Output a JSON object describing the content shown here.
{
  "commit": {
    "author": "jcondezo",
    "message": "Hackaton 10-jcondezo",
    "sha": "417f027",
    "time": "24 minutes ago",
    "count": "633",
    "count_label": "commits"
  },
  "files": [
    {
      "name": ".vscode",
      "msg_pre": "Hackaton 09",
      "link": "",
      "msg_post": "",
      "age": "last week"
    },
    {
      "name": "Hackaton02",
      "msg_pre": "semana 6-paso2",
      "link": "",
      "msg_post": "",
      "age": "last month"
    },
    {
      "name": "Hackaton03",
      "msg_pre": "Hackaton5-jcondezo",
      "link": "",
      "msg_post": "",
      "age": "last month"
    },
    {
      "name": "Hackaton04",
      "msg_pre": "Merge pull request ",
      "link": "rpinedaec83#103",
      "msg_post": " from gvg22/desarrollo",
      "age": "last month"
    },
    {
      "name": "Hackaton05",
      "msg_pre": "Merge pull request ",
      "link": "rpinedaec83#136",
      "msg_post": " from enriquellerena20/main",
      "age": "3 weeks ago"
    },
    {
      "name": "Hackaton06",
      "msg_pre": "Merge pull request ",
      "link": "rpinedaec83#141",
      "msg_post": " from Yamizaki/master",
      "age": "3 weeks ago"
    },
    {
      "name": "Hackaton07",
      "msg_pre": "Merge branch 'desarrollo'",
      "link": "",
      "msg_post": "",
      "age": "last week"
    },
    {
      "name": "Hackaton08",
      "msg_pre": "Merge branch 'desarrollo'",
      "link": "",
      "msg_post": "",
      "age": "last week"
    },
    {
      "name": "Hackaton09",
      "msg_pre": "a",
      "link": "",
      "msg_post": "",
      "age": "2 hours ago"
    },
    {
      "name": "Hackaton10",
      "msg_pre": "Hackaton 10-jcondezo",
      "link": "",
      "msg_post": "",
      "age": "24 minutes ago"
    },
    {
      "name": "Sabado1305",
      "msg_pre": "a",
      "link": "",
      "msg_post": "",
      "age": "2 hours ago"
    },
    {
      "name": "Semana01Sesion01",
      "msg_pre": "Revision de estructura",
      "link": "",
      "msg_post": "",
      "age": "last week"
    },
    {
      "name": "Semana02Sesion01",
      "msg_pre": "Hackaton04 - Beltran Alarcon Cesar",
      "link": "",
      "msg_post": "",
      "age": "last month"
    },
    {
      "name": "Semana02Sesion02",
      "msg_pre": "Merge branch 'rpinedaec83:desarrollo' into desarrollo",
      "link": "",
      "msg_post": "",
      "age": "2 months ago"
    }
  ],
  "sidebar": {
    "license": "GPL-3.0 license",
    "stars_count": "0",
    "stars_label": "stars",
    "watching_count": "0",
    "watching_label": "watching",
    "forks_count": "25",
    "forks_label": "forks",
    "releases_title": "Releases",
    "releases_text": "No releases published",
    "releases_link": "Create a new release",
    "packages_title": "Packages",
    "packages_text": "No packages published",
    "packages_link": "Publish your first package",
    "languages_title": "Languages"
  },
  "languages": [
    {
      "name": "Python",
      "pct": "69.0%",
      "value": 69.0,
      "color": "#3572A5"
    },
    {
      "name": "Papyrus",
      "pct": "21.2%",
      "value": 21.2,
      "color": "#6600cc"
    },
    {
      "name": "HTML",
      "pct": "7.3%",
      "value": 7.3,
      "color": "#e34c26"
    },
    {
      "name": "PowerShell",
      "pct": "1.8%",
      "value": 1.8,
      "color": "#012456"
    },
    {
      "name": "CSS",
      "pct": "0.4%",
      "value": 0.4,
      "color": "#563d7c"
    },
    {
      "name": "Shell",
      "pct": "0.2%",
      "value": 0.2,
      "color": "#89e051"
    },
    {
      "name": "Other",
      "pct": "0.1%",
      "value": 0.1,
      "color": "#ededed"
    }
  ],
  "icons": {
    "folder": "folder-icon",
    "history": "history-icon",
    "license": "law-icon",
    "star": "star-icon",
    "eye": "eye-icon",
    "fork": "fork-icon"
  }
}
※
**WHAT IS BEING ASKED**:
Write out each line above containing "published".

**RESPONSE AREA**:
    "releases_text": "No releases published",
    "packages_text": "No packages published",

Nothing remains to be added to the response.